++++ Information given ++++
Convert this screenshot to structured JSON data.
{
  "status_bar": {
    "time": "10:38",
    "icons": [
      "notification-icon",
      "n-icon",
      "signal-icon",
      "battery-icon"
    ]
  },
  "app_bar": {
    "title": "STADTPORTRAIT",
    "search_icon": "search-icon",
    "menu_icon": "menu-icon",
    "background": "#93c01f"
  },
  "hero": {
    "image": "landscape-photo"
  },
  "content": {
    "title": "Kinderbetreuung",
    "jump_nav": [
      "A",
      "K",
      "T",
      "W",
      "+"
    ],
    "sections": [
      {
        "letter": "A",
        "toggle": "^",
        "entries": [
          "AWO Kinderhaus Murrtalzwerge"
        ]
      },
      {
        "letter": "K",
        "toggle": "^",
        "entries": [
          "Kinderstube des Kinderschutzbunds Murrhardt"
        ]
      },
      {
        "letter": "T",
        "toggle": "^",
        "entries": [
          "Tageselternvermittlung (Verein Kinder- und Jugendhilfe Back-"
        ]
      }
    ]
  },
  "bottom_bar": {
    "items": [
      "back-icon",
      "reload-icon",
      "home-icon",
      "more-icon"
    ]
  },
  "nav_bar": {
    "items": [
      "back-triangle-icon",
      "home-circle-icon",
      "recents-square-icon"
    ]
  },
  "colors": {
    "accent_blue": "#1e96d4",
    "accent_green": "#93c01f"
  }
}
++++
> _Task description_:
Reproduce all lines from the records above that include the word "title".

> _Response to the task_:
    "title": "STADTPORTRAIT",
    "title": "Kinderbetreuung",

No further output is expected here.